1. Stick together as a clan
Stick together as a clan and lean on each other for support to get through the challenging phase. This approach strengthens family bonding in the long run. Being together is a constant reminder that you are not alone, and sharing feelings sets a good example to young children into adulthood. Be vocal about your deepest emotions, and do not hesitate to seek help from your loved ones.
2. Get back into a routine
Getting back into a routine after a traumatic event is perhaps the best way to move on. Routines breed a sense of normality, security, and comfort, specifically for young children. Rework your daily routine, such as getting ready for work and school, having dinner together, and reading bedtime stories. Don’t feel guilty about planning weekend outings and holidays because life must go back to a new normal eventually.

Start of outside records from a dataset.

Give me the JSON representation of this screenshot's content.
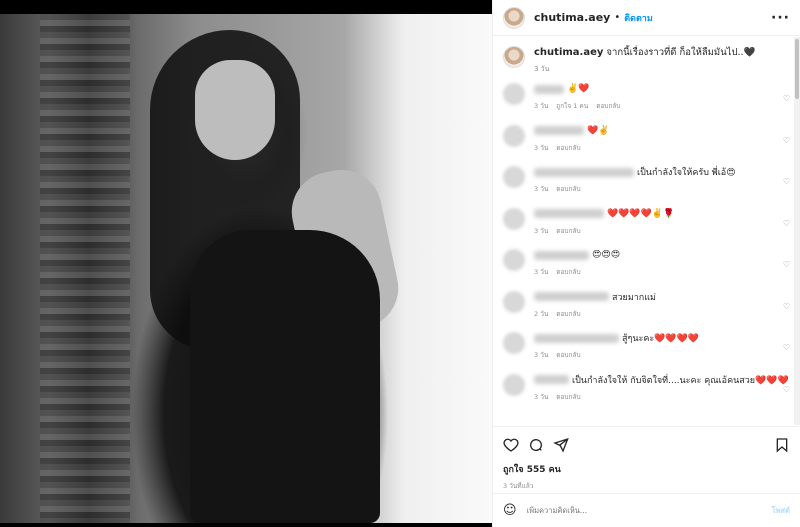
{
  "header": {
    "username": "chutima.aey",
    "separator": "•",
    "follow_label": "ติดตาม",
    "more_label": "···"
  },
  "caption": {
    "username": "chutima.aey",
    "text": "จากนี้เรื่องราวที่ดี ก็อให้ลืมมันไป..🖤",
    "time": "3 วัน"
  },
  "comments": [
    {
      "text": "✌️❤️",
      "time": "3 วัน",
      "likes": "ถูกใจ 1 คน",
      "reply": "ตอบกลับ",
      "w": 30
    },
    {
      "text": "❤️✌️",
      "time": "3 วัน",
      "likes": "",
      "reply": "ตอบกลับ",
      "w": 50
    },
    {
      "text": "เป็นกำลังใจให้ครับ พี่เอ้😍",
      "time": "3 วัน",
      "likes": "",
      "reply": "ตอบกลับ",
      "w": 100
    },
    {
      "text": "❤️❤️❤️❤️✌️🌹",
      "time": "3 วัน",
      "likes": "",
      "reply": "ตอบกลับ",
      "w": 70
    },
    {
      "text": "😍😍😍",
      "time": "3 วัน",
      "likes": "",
      "reply": "ตอบกลับ",
      "w": 55
    },
    {
      "text": "สวยมากแม่",
      "time": "2 วัน",
      "likes": "",
      "reply": "ตอบกลับ",
      "w": 75
    },
    {
      "text": "สู้ๆนะคะ❤️❤️❤️❤️",
      "time": "3 วัน",
      "likes": "",
      "reply": "ตอบกลับ",
      "w": 85
    },
    {
      "text": "เป็นกำลังใจให้ กับจิตใจที่....นะคะ คุณเอ้คนสวย❤️❤️❤️",
      "time": "3 วัน",
      "likes": "",
      "reply": "ตอบกลับ",
      "w": 35
    }
  ],
  "actions": {
    "likes": "ถูกใจ 555 คน",
    "posted": "3 วันที่แล้ว"
  },
  "add_comment": {
    "placeholder": "เพิ่มความคิดเห็น...",
    "post_label": "โพสต์"
  }
}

3. Seek compensation if necessary
Although there isn’t a price tag to make up for the fallout of a traumatic event, compensation can give you peace of mind. For example, families of 9/11 victims can file a lawsuit to claim compensation for losing loved ones in the disastrous event. They can look for expert 9/11 victims legal representation to establish their loss and get the compensation they deserve. This also applies to victims sustaining terminal illnesses as a result of the attack. This compensation enables victims to provide the best possible treatment and acknowledges loss in the event of their death.
4. Seek professional help
Traumatic events like a sudden death, accident or terror attack can affect your relationship with your family. Ignoring or blaming them is the last thing you should do because it can only worsen the pain and affect family life in the long run. Seeking professional help from a family counsellor is often the best solution to overcome stress and deal with grief wisely. For example, a therapist can explain that you couldn’t have done anything to change things, so you should steer clear of self-blame.
5. Pay attention to your health
It’s easy to skip meals, stop exercising, and lose sleep when something traumatic happens. Missing regular doctor visits and checkups are also common after traumatic events. But it’s important to focus on your physical, mental, and emotional health to get back on track. Start with small goals such as going for a short walk every evening and staying regular with your meal times daily. Commit to a sleep routine that ensures at least eight hours in bed. Also, embracing positive habits such as meditation, journaling, and reading motivational books can help.
This is a collaborative post.